**Requirement**
List each line of the data that holds the string "Razem", please.
Supplied records START
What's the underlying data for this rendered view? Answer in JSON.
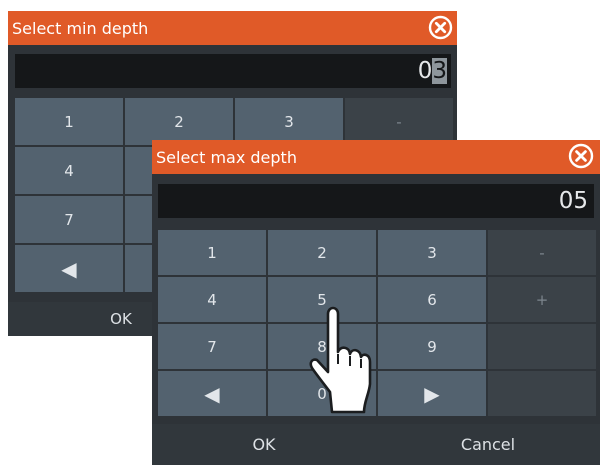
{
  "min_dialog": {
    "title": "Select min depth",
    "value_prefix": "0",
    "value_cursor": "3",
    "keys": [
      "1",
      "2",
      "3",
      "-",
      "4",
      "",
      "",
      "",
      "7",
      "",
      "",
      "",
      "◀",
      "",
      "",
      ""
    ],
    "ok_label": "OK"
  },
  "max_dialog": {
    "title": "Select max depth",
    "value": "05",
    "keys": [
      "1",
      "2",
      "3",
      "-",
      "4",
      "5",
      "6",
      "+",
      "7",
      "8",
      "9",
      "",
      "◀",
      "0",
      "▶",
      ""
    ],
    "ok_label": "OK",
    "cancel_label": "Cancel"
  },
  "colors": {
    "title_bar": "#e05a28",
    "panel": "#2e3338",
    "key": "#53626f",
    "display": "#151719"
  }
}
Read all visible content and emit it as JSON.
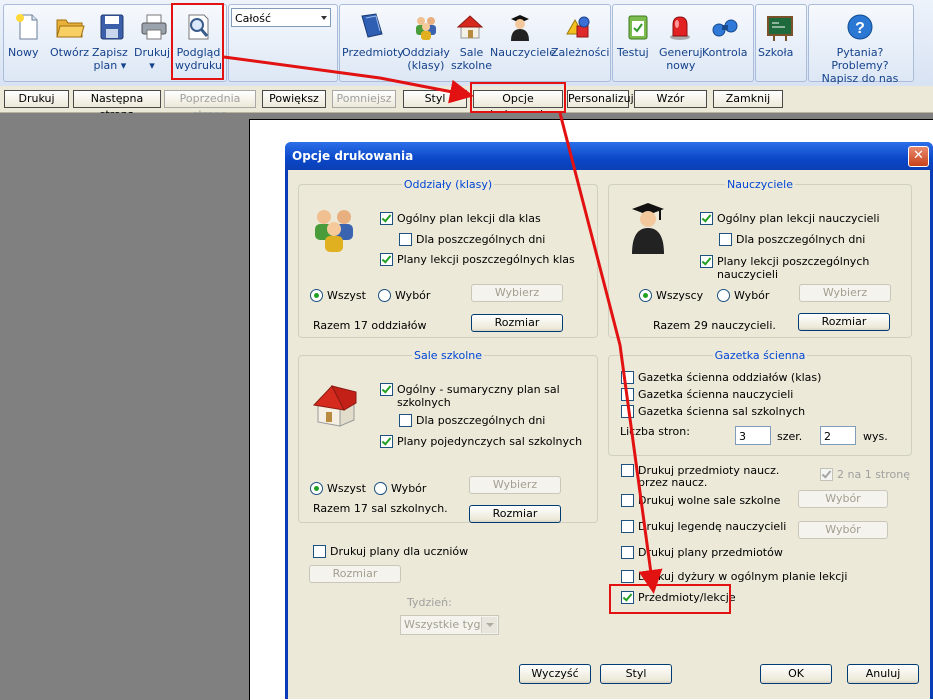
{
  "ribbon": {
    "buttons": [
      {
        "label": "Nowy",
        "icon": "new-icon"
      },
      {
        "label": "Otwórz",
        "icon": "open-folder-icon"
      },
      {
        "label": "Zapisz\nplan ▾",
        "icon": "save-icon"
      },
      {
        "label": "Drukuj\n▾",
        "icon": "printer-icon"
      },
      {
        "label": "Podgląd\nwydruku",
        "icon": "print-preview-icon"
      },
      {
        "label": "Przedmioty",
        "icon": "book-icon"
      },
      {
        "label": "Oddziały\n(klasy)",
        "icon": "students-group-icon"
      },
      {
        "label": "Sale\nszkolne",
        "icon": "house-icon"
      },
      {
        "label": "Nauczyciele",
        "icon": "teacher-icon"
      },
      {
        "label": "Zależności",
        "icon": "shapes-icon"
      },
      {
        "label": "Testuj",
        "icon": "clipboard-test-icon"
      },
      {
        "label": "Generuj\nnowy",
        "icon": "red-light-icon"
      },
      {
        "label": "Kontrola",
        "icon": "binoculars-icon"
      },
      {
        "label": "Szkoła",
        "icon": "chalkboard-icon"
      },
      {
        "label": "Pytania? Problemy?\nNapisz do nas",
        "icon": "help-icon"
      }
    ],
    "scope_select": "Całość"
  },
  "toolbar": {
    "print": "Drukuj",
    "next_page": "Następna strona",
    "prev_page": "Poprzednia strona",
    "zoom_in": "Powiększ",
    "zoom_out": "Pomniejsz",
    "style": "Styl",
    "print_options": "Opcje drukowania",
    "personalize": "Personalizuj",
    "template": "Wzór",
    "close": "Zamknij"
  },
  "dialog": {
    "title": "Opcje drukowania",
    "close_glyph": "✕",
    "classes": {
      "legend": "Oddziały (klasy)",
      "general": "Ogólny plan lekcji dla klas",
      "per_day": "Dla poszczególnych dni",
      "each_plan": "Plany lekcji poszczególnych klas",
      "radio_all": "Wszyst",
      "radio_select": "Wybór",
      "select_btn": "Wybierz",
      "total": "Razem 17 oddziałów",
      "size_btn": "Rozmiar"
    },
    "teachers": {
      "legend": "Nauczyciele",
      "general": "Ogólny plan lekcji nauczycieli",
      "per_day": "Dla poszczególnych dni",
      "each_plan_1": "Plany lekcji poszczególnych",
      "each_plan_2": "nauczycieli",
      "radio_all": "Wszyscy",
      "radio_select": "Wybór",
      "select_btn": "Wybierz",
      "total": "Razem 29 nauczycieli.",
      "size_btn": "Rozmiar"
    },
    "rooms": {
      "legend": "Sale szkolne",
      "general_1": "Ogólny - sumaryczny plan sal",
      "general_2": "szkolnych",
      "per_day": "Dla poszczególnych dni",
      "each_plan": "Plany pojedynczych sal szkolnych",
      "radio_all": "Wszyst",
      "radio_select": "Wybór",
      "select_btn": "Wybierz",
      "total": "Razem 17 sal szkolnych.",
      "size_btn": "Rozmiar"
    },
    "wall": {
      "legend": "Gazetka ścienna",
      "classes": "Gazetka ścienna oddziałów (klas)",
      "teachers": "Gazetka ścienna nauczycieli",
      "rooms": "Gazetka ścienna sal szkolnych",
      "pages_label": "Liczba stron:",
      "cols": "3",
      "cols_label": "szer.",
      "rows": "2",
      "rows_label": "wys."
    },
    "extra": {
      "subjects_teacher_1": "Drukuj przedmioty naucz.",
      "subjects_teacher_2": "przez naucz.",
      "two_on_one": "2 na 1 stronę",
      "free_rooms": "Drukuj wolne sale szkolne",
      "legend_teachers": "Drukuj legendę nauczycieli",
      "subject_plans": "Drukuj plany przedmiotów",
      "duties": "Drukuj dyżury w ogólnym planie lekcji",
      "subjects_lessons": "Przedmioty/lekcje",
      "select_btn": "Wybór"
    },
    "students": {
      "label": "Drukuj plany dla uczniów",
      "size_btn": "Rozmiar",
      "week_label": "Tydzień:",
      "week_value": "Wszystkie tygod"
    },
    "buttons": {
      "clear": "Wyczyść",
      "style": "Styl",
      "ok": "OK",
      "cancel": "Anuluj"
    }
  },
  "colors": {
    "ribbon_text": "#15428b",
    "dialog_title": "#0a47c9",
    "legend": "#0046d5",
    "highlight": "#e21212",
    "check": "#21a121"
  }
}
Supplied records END
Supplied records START
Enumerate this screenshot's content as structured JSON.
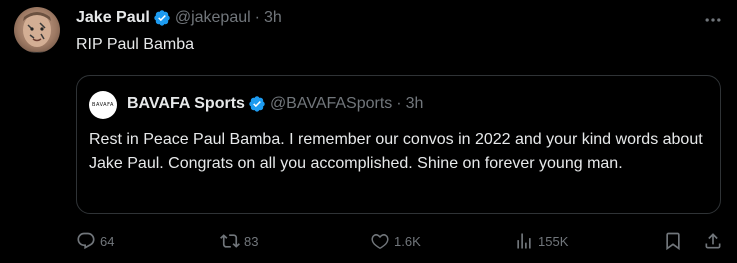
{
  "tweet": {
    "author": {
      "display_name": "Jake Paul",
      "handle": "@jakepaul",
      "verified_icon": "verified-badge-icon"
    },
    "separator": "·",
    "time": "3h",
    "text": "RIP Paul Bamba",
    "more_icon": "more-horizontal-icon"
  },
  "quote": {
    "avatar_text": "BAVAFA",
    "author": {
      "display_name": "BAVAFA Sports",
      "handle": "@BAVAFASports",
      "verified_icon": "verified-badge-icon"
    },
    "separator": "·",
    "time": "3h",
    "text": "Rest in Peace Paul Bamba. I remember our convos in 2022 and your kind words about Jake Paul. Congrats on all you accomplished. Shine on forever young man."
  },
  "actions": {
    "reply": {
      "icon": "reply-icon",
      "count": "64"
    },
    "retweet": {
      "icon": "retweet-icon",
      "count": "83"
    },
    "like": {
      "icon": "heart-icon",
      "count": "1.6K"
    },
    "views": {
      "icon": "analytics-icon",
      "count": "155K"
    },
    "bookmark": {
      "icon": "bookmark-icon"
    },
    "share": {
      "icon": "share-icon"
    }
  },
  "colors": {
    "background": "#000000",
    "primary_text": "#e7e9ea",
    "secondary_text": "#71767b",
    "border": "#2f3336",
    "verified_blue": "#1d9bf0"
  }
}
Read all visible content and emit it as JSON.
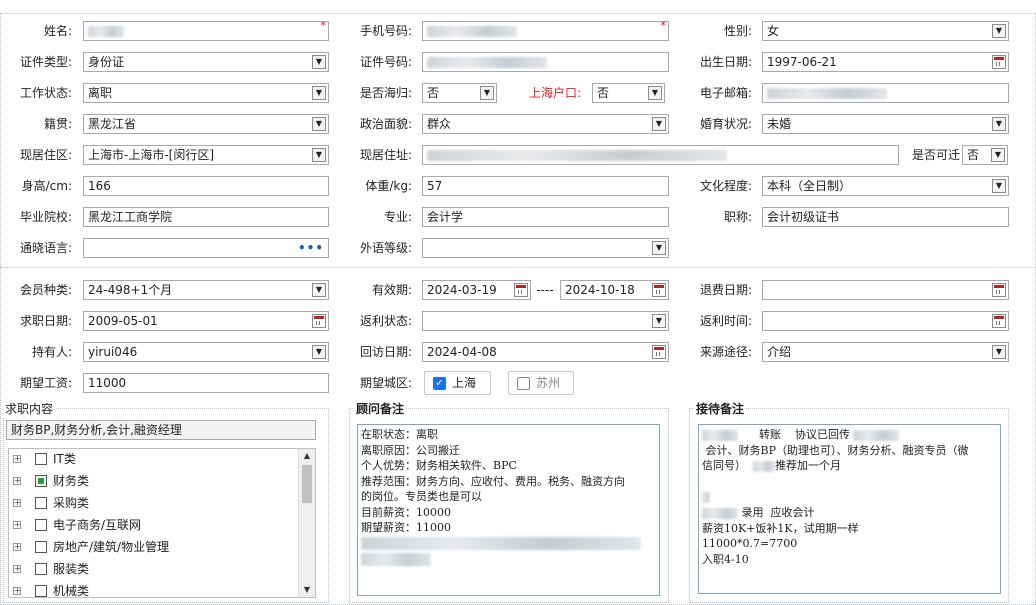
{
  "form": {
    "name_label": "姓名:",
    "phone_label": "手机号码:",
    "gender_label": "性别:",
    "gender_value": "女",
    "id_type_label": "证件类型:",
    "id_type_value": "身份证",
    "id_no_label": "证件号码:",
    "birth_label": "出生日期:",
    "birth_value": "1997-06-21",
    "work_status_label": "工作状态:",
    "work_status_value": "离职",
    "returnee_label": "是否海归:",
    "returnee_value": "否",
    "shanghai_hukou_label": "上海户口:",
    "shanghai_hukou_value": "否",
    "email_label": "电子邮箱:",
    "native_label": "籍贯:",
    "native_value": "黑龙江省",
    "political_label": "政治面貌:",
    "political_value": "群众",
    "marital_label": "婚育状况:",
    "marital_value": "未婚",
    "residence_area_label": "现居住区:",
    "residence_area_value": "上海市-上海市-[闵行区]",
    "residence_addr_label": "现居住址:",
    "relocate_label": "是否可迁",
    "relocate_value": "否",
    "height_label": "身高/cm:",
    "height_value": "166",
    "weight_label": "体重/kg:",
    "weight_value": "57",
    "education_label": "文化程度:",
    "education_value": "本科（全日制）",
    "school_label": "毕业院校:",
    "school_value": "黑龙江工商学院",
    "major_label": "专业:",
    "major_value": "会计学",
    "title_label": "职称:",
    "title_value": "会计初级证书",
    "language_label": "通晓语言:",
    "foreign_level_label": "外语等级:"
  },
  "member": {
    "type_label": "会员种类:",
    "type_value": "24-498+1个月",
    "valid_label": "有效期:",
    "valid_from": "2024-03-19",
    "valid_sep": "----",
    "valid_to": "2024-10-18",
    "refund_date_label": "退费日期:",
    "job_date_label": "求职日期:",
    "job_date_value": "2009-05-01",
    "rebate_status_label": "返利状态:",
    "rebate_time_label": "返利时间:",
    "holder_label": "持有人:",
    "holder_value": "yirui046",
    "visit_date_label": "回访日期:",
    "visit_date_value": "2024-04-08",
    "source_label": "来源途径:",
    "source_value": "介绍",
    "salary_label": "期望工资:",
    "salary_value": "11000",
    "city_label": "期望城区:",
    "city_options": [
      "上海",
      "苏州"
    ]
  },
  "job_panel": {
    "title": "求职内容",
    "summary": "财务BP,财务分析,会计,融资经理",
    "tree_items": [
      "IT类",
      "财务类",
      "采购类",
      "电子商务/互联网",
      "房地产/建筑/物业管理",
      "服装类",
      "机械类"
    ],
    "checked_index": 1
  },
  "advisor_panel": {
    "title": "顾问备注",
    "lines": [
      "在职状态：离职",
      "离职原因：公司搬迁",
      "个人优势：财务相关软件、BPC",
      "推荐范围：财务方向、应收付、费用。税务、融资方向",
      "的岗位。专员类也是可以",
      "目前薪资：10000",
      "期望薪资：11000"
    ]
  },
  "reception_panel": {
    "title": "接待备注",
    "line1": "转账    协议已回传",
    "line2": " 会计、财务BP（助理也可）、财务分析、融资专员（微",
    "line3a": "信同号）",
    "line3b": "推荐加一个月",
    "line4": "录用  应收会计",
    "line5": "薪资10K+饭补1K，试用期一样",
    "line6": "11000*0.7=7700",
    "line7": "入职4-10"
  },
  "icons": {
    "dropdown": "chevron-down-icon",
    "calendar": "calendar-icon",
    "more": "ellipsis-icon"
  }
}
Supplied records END
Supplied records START
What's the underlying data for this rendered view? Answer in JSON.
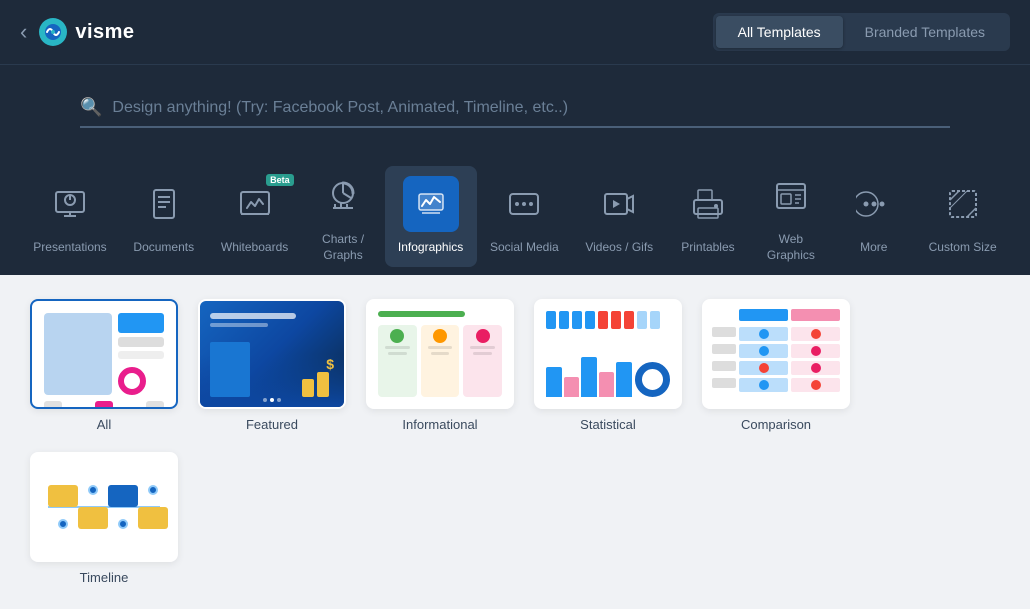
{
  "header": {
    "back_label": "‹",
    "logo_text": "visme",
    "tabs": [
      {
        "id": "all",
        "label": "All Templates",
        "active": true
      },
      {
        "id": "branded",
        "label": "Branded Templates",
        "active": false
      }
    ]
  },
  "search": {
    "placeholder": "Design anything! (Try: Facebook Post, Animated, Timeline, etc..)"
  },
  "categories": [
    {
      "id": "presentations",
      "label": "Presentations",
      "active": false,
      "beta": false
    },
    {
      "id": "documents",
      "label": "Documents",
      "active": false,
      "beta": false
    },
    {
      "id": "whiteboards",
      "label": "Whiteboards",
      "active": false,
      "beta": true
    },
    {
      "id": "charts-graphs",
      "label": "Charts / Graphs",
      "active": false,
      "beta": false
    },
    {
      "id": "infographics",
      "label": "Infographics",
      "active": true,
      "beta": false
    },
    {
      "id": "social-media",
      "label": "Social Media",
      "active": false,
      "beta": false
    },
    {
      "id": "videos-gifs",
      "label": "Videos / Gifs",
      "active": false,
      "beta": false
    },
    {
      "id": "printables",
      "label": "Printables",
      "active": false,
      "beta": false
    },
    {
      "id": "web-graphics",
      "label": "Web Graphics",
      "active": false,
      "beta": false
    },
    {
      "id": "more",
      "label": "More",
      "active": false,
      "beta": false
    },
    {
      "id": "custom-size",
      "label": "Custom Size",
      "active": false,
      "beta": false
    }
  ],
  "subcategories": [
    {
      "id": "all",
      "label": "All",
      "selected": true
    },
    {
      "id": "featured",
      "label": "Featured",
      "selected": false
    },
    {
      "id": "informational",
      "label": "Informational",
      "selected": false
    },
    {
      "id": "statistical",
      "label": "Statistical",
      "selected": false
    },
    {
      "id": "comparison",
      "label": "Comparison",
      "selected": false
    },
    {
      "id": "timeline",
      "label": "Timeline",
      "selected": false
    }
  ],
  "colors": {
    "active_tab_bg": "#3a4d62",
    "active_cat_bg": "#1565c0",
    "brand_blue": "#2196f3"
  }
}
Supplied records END
**Written solution**
      "total": "Razem 17 oddziałów",
      "total": "Razem 29 nauczycieli.",
      "total": "Razem 17 sal szkolnych.",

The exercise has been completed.